[SUPPLIED RECORDS Boundary: Start]

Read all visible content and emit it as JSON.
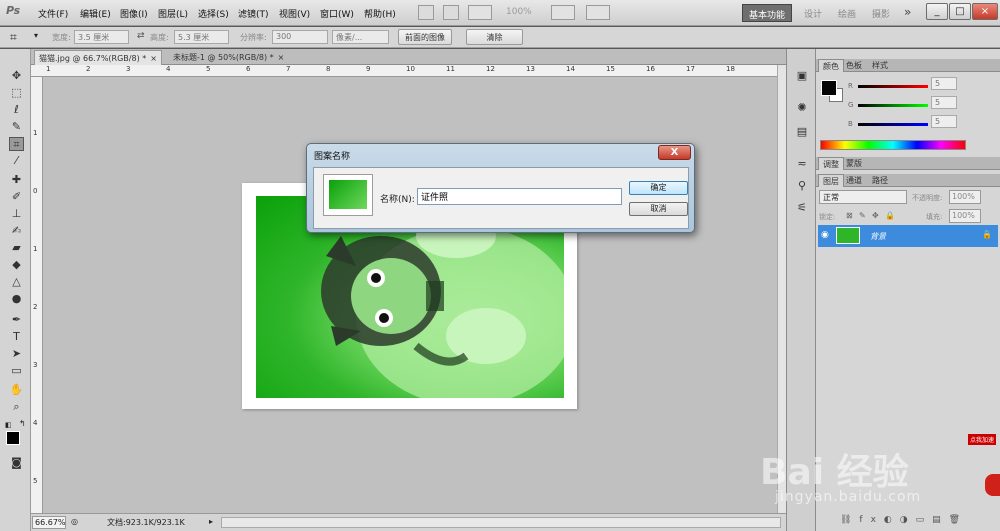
{
  "menubar": {
    "logo": "Ps",
    "items": [
      "文件(F)",
      "编辑(E)",
      "图像(I)",
      "图层(L)",
      "选择(S)",
      "滤镜(T)",
      "视图(V)",
      "窗口(W)",
      "帮助(H)"
    ],
    "zoom": "100%",
    "workspaces": [
      "基本功能",
      "设计",
      "绘画",
      "摄影"
    ],
    "more": "»"
  },
  "optbar": {
    "width_label": "宽度:",
    "width_value": "3.5 厘米",
    "height_label": "高度:",
    "height_value": "5.3 厘米",
    "resolution_label": "分辨率:",
    "resolution_value": "300",
    "unit_value": "像素/...",
    "front_image_btn": "前面的图像",
    "clear_btn": "清除"
  },
  "tabs": [
    {
      "label": "猫猫.jpg @ 66.7%(RGB/8) *",
      "active": true
    },
    {
      "label": "未标题-1 @ 50%(RGB/8) *",
      "active": false
    }
  ],
  "ruler_top": [
    "1",
    "2",
    "3",
    "4",
    "5",
    "6",
    "7",
    "8",
    "9",
    "10",
    "11",
    "12",
    "13",
    "14",
    "15",
    "16",
    "17",
    "18"
  ],
  "ruler_left": [
    "1",
    "0",
    "1",
    "2",
    "3",
    "4",
    "5"
  ],
  "status": {
    "zoom": "66.67%",
    "doc": "文档:923.1K/923.1K"
  },
  "color_panel": {
    "tabs": [
      "颜色",
      "色板",
      "样式"
    ],
    "r_label": "R",
    "g_label": "G",
    "b_label": "B",
    "r": "5",
    "g": "5",
    "b": "5",
    "fg_color": "#050505"
  },
  "adjust_panel": {
    "tabs": [
      "调整",
      "蒙版"
    ]
  },
  "layers_panel": {
    "tabs": [
      "图层",
      "通道",
      "路径"
    ],
    "blend_mode": "正常",
    "opacity_label": "不透明度:",
    "opacity": "100%",
    "lock_label": "锁定:",
    "fill_label": "填充:",
    "fill": "100%",
    "layer_name": "背景"
  },
  "dialog": {
    "title": "图案名称",
    "name_label": "名称(N):",
    "name_value": "证件照",
    "ok": "确定",
    "cancel": "取消",
    "close": "X"
  },
  "watermark": {
    "brand": "Bai 经验",
    "url": "jingyan.baidu.com",
    "badge": "点我加速"
  },
  "colors": {
    "selection": "#3d8bdc",
    "photo_green": "#0aa10a",
    "canvas_bg": "#c0c0c0"
  }
}
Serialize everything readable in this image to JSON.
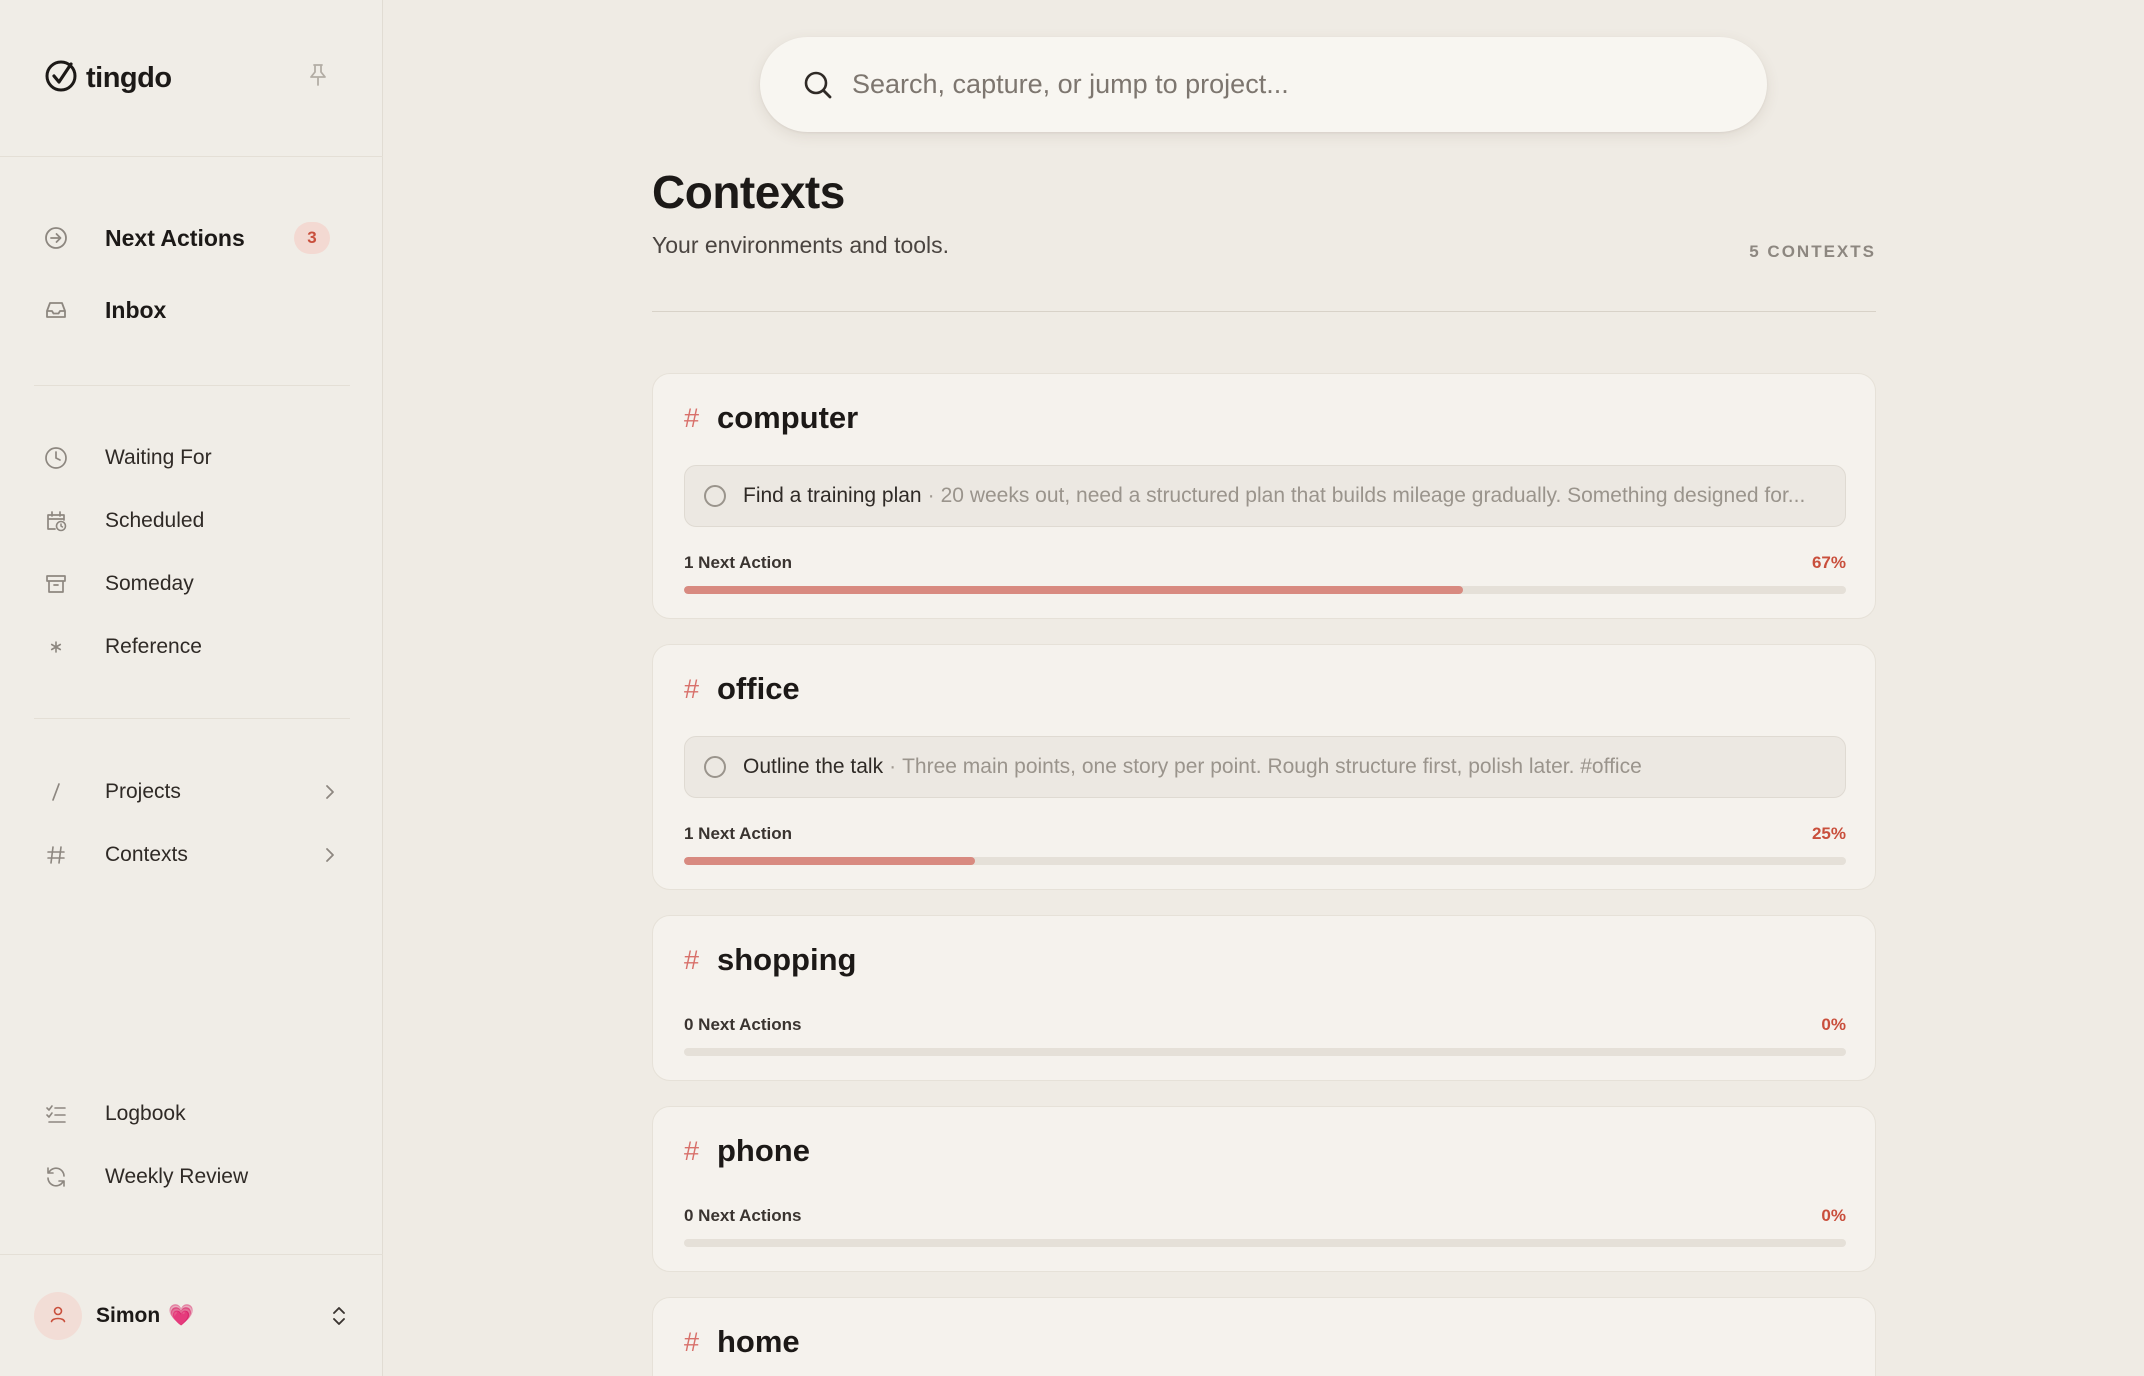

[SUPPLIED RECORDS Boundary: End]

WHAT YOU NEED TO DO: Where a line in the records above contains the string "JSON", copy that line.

TASK RESPONSE:
Read all visible content and emit it as JSON.
Serialize everything readable in this image to JSON.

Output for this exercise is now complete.